> _Description of the task_
Extract each line from the entries below that has the string "computers" in it.

[Website and app data records]

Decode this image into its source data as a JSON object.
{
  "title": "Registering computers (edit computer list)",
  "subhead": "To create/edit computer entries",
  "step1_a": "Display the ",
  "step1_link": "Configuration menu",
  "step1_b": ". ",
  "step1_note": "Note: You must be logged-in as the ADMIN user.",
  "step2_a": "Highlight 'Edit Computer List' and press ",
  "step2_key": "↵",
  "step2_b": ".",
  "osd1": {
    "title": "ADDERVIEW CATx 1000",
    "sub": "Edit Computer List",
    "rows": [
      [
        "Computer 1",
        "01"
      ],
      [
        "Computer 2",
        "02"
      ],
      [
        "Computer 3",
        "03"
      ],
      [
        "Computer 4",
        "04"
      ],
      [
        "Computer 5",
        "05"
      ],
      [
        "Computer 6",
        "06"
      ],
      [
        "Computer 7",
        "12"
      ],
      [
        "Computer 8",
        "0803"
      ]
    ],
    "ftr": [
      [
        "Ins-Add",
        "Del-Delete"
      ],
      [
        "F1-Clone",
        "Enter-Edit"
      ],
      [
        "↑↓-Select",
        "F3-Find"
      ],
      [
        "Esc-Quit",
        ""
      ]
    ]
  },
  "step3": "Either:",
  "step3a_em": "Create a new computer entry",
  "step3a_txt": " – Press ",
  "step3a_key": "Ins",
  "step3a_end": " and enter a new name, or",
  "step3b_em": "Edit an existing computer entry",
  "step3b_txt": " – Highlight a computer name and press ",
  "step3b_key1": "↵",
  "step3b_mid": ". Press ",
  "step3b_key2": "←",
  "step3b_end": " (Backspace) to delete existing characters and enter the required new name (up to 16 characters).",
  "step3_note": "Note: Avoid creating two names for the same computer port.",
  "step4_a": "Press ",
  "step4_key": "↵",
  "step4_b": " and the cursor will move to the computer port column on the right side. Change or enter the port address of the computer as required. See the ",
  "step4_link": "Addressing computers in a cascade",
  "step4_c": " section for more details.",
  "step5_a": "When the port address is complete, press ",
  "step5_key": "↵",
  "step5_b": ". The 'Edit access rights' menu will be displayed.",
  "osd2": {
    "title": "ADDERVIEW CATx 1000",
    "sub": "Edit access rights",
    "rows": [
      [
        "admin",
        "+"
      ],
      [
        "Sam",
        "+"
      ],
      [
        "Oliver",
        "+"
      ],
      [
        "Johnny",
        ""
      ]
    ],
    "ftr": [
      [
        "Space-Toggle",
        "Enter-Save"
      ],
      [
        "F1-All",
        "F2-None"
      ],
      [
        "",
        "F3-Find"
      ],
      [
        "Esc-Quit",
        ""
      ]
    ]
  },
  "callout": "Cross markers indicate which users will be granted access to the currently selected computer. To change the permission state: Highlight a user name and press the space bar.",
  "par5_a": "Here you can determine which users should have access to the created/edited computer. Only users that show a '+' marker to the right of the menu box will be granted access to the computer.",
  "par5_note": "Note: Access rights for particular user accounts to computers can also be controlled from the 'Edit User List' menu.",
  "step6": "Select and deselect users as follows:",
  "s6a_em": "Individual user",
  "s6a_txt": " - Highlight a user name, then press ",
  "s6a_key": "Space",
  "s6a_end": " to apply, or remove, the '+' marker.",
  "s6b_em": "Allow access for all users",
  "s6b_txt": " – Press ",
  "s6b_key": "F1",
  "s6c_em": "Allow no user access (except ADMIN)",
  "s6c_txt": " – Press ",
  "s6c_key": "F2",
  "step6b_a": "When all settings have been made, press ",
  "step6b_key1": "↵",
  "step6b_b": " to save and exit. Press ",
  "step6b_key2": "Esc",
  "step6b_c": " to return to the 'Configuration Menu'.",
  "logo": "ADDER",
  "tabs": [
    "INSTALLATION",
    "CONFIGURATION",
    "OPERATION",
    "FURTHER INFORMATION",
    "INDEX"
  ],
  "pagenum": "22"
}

> _Your solution_
  "title": "Registering computers (edit computer list)",
  "step4_link": "Addressing computers in a cascade",
  "par5_note": "Note: Access rights for particular user accounts to computers can also be controlled from the 'Edit User List' menu.",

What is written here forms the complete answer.